*Task directions*.
Line by line, output the entries below exactly as they appear.

*Dataset entries*.
+---+
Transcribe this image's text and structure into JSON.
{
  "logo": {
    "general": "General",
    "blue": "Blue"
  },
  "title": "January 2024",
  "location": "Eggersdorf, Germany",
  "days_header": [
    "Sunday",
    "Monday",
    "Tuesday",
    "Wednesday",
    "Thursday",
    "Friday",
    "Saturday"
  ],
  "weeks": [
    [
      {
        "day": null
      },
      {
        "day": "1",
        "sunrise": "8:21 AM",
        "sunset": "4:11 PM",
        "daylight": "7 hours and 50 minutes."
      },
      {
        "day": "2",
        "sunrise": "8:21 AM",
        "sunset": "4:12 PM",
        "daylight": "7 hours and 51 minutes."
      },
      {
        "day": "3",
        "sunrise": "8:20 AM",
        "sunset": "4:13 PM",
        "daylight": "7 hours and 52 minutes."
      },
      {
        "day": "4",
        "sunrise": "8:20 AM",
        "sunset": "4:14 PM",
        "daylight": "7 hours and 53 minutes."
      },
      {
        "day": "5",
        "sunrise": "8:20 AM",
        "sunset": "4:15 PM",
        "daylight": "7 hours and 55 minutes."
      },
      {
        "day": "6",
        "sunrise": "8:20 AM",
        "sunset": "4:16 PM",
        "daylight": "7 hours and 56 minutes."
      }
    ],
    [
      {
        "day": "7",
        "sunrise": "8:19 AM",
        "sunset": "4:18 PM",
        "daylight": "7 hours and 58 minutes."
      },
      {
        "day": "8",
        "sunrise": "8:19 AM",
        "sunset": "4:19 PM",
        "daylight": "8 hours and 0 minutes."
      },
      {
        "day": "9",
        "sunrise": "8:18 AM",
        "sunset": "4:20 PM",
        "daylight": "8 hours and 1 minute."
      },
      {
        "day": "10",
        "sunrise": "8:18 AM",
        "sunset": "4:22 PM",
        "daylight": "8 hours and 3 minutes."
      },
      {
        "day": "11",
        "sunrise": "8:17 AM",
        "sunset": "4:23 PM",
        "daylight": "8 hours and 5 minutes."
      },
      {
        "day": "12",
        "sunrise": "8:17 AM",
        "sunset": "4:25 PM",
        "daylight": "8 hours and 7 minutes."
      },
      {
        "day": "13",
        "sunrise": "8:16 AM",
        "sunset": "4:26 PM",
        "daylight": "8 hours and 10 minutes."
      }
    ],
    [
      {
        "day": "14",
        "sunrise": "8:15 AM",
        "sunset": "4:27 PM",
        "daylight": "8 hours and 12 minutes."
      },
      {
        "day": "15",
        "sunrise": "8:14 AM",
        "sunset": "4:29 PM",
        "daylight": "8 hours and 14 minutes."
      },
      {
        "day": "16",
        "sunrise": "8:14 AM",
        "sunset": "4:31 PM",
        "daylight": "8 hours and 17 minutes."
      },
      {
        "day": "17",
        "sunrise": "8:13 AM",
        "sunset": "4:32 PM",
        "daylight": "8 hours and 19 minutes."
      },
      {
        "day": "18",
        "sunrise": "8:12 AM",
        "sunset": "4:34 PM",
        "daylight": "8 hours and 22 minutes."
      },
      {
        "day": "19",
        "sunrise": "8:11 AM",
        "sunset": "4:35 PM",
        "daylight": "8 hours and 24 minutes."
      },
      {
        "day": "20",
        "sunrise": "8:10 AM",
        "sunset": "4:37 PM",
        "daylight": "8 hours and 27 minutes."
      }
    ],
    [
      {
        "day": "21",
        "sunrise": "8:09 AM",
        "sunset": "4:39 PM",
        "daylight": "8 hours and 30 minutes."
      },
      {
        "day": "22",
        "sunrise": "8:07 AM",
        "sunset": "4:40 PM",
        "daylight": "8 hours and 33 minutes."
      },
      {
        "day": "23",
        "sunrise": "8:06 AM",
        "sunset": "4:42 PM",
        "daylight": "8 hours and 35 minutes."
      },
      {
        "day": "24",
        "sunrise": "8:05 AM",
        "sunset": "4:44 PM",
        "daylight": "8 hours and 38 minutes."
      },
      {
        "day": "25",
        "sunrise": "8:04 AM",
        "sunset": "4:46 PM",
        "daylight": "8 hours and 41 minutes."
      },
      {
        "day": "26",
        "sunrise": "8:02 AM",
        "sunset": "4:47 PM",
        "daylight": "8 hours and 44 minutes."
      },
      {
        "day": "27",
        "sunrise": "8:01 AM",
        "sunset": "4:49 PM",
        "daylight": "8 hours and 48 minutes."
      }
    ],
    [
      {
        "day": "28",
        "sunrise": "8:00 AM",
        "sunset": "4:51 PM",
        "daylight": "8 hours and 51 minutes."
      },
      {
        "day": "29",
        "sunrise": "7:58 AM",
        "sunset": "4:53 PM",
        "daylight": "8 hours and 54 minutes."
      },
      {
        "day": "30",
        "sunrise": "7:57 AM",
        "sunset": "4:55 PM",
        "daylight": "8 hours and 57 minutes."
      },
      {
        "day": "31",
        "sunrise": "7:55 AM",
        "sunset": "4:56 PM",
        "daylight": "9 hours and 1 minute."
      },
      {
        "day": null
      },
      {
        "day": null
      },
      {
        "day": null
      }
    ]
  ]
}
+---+
*Answer for the task*.
Transcribe this image's text and structure into JSON.
{
  "logo": {
    "general": "General",
    "blue": "Blue"
  },
  "title": "January 2024",
  "location": "Eggersdorf, Germany",
  "days_header": [
    "Sunday",
    "Monday",
    "Tuesday",
    "Wednesday",
    "Thursday",
    "Friday",
    "Saturday"
  ],
  "weeks": [
    [
      {
        "day": null
      },
      {
        "day": "1",
        "sunrise": "8:21 AM",
        "sunset": "4:11 PM",
        "daylight": "7 hours and 50 minutes."
      },
      {
        "day": "2",
        "sunrise": "8:21 AM",
        "sunset": "4:12 PM",
        "daylight": "7 hours and 51 minutes."
      },
      {
        "day": "3",
        "sunrise": "8:20 AM",
        "sunset": "4:13 PM",
        "daylight": "7 hours and 52 minutes."
      },
      {
        "day": "4",
        "sunrise": "8:20 AM",
        "sunset": "4:14 PM",
        "daylight": "7 hours and 53 minutes."
      },
      {
        "day": "5",
        "sunrise": "8:20 AM",
        "sunset": "4:15 PM",
        "daylight": "7 hours and 55 minutes."
      },
      {
        "day": "6",
        "sunrise": "8:20 AM",
        "sunset": "4:16 PM",
        "daylight": "7 hours and 56 minutes."
      }
    ],
    [
      {
        "day": "7",
        "sunrise": "8:19 AM",
        "sunset": "4:18 PM",
        "daylight": "7 hours and 58 minutes."
      },
      {
        "day": "8",
        "sunrise": "8:19 AM",
        "sunset": "4:19 PM",
        "daylight": "8 hours and 0 minutes."
      },
      {
        "day": "9",
        "sunrise": "8:18 AM",
        "sunset": "4:20 PM",
        "daylight": "8 hours and 1 minute."
      },
      {
        "day": "10",
        "sunrise": "8:18 AM",
        "sunset": "4:22 PM",
        "daylight": "8 hours and 3 minutes."
      },
      {
        "day": "11",
        "sunrise": "8:17 AM",
        "sunset": "4:23 PM",
        "daylight": "8 hours and 5 minutes."
      },
      {
        "day": "12",
        "sunrise": "8:17 AM",
        "sunset": "4:25 PM",
        "daylight": "8 hours and 7 minutes."
      },
      {
        "day": "13",
        "sunrise": "8:16 AM",
        "sunset": "4:26 PM",
        "daylight": "8 hours and 10 minutes."
      }
    ],
    [
      {
        "day": "14",
        "sunrise": "8:15 AM",
        "sunset": "4:27 PM",
        "daylight": "8 hours and 12 minutes."
      },
      {
        "day": "15",
        "sunrise": "8:14 AM",
        "sunset": "4:29 PM",
        "daylight": "8 hours and 14 minutes."
      },
      {
        "day": "16",
        "sunrise": "8:14 AM",
        "sunset": "4:31 PM",
        "daylight": "8 hours and 17 minutes."
      },
      {
        "day": "17",
        "sunrise": "8:13 AM",
        "sunset": "4:32 PM",
        "daylight": "8 hours and 19 minutes."
      },
      {
        "day": "18",
        "sunrise": "8:12 AM",
        "sunset": "4:34 PM",
        "daylight": "8 hours and 22 minutes."
      },
      {
        "day": "19",
        "sunrise": "8:11 AM",
        "sunset": "4:35 PM",
        "daylight": "8 hours and 24 minutes."
      },
      {
        "day": "20",
        "sunrise": "8:10 AM",
        "sunset": "4:37 PM",
        "daylight": "8 hours and 27 minutes."
      }
    ],
    [
      {
        "day": "21",
        "sunrise": "8:09 AM",
        "sunset": "4:39 PM",
        "daylight": "8 hours and 30 minutes."
      },
      {
        "day": "22",
        "sunrise": "8:07 AM",
        "sunset": "4:40 PM",
        "daylight": "8 hours and 33 minutes."
      },
      {
        "day": "23",
        "sunrise": "8:06 AM",
        "sunset": "4:42 PM",
        "daylight": "8 hours and 35 minutes."
      },
      {
        "day": "24",
        "sunrise": "8:05 AM",
        "sunset": "4:44 PM",
        "daylight": "8 hours and 38 minutes."
      },
      {
        "day": "25",
        "sunrise": "8:04 AM",
        "sunset": "4:46 PM",
        "daylight": "8 hours and 41 minutes."
      },
      {
        "day": "26",
        "sunrise": "8:02 AM",
        "sunset": "4:47 PM",
        "daylight": "8 hours and 44 minutes."
      },
      {
        "day": "27",
        "sunrise": "8:01 AM",
        "sunset": "4:49 PM",
        "daylight": "8 hours and 48 minutes."
      }
    ],
    [
      {
        "day": "28",
        "sunrise": "8:00 AM",
        "sunset": "4:51 PM",
        "daylight": "8 hours and 51 minutes."
      },
      {
        "day": "29",
        "sunrise": "7:58 AM",
        "sunset": "4:53 PM",
        "daylight": "8 hours and 54 minutes."
      },
      {
        "day": "30",
        "sunrise": "7:57 AM",
        "sunset": "4:55 PM",
        "daylight": "8 hours and 57 minutes."
      },
      {
        "day": "31",
        "sunrise": "7:55 AM",
        "sunset": "4:56 PM",
        "daylight": "9 hours and 1 minute."
      },
      {
        "day": null
      },
      {
        "day": null
      },
      {
        "day": null
      }
    ]
  ]
}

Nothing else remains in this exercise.